A change in diet often helps the most. Recommendations may include:

  • Avoiding high-sugar snacks and desserts, including soda, punch, candy, chips, cookies, cakes, and full-fat ice cream
  • Eating at least five servings a day of fruits and vegetables
  • Eating whole grains (whole-wheat bread, brown rice, and whole-wheat pasta)
  • Switching to fat-free or low-fat dairy products
  • Eating only small amounts of red meat

Gestational diabetes usually goes away after delivery.

What are the risks for mothers and babies?

Mothers with gestational diabetes are at a higher risk for preeclampsia (hypertension during pregnancy), problems with labor, and Cesarean delivery. A large baby (considered more than 9 pounds at delivery) may cause injury to the mother during a vaginal delivery. A very large baby may suffer broken bones or nerve damage during delivery. It may be necessary to deliver the baby via Cesarean section.

The child is also at a heightened risk of developing diabetes, obesity, and metabolism problems later in life.

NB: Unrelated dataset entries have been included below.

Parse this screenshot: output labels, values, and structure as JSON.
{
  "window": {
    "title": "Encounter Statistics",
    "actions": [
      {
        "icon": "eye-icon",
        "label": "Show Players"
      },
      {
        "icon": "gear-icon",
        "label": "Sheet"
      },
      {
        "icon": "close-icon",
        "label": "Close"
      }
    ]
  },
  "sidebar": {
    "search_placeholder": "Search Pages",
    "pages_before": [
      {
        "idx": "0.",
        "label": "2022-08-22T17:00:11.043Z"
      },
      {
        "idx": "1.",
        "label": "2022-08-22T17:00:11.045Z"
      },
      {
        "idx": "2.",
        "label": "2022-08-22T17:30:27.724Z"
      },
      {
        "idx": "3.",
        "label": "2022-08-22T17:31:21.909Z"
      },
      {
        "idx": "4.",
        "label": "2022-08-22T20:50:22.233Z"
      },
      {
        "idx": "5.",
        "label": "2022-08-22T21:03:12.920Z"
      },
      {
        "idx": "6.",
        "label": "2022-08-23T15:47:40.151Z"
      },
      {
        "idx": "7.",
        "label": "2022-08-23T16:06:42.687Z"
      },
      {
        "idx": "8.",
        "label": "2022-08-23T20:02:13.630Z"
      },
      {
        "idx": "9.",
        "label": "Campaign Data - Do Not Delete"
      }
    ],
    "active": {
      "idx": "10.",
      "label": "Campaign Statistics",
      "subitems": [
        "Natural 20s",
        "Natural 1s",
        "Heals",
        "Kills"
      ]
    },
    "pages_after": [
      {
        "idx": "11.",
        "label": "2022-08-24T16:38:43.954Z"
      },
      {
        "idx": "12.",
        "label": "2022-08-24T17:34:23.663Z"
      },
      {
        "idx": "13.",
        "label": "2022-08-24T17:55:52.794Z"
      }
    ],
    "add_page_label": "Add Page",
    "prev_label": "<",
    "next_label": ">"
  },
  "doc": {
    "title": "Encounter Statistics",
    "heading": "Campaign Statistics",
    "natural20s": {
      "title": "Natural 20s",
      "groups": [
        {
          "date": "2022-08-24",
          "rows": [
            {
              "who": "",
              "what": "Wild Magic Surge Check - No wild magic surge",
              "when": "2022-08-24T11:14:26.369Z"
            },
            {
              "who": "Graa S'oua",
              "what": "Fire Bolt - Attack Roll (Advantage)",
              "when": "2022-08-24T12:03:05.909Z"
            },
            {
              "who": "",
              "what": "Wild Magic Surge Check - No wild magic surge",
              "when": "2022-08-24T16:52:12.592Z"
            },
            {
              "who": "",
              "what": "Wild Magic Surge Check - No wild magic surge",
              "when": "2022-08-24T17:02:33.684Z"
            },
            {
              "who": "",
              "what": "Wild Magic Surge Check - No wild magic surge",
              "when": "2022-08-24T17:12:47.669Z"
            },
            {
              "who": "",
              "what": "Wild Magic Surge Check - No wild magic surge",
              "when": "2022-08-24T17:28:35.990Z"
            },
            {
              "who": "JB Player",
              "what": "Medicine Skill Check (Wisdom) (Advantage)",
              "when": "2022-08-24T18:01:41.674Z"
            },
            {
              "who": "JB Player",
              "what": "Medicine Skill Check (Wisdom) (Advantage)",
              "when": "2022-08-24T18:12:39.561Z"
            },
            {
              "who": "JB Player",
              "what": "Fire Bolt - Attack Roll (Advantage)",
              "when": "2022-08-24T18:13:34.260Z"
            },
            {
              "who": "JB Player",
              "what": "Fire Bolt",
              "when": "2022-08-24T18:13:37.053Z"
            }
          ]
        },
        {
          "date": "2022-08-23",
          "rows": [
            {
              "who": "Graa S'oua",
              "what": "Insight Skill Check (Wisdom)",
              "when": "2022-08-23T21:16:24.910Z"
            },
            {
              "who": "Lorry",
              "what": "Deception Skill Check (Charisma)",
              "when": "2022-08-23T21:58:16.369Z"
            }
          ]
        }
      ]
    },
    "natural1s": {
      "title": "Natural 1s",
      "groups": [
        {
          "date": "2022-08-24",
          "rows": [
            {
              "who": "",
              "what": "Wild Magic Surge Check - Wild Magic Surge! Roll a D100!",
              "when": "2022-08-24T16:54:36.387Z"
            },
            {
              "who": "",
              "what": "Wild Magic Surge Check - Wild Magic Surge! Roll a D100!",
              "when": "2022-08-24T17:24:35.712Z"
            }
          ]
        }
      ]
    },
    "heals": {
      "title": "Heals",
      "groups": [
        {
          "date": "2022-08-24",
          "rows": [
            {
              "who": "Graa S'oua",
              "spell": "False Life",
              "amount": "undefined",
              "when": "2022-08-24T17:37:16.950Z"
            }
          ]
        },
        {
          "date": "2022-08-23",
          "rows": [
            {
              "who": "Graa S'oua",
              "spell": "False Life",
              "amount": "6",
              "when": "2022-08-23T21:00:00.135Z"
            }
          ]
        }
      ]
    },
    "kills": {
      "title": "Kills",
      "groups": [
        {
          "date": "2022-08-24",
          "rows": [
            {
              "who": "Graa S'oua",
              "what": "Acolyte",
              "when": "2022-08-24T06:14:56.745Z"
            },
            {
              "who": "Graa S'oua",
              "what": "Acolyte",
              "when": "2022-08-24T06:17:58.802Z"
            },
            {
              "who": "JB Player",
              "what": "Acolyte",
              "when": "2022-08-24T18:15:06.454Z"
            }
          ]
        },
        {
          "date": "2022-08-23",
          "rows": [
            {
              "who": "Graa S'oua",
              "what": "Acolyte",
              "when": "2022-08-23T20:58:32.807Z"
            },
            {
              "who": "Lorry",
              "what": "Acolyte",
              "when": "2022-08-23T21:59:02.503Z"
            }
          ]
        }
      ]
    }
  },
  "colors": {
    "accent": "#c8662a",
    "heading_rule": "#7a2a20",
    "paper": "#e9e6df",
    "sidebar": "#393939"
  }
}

Likewise, a mother who has had gestational diabetes is also at greater risk of developing type 2 diabetes later in life.

What are the risks for labor and delivery?

If a patient can keep her blood sugar levels close to normal and has no other complications, the best time to deliver is at 39 or 40 weeks.

High blood glucose during labor can cause complications for the baby, including chemical imbalances. But one of the main concerns is hypoglycemia, or low blood sugar, in the baby immediately after delivery. This occurs if the mother's blood sugar levels have been high, which spikes the insulin level in the fetus’s circulation.

After delivery, the baby still has a high insulin level, but without the high sugar level from the mother. This causes the newborn’s blood sugar level to become too low, and glucose may need to be administered intravenously.

To avoid this, blood glucose is monitored very closely during labor. Insulin may be given to keep the mother's blood sugar in a normal range to prevent the baby's blood sugar from dropping excessively after delivery.

For most women, blood glucose levels return to normal after delivery. However, it is important for patients to take the glucose test again about six weeks postpartum. This is to ensure there is no sustained type 2 diabetes.

What makes Yale Medicine's approach to treating gestational diabetes stand out?

Committed to a deep understanding of the causes and treatment of diabetes, researchers affiliated with the Yale Medicine Diabetes Center and the Yale Diabetes Research Center conduct a wide variety of studies.

From the first successful studies of insulin pump technology in the 1970s to current investigations directed at understanding the cellular mechanisms underlying type 2 diabetes and the immunologic basis of type 1 diabetes, Yale Medicine has long been at the forefront of diabetes research and has been committed to providing our patients the finest treatment options available.

Visit the Yale Medicine Diabetes Content Center for more diabetes-related articles and videos.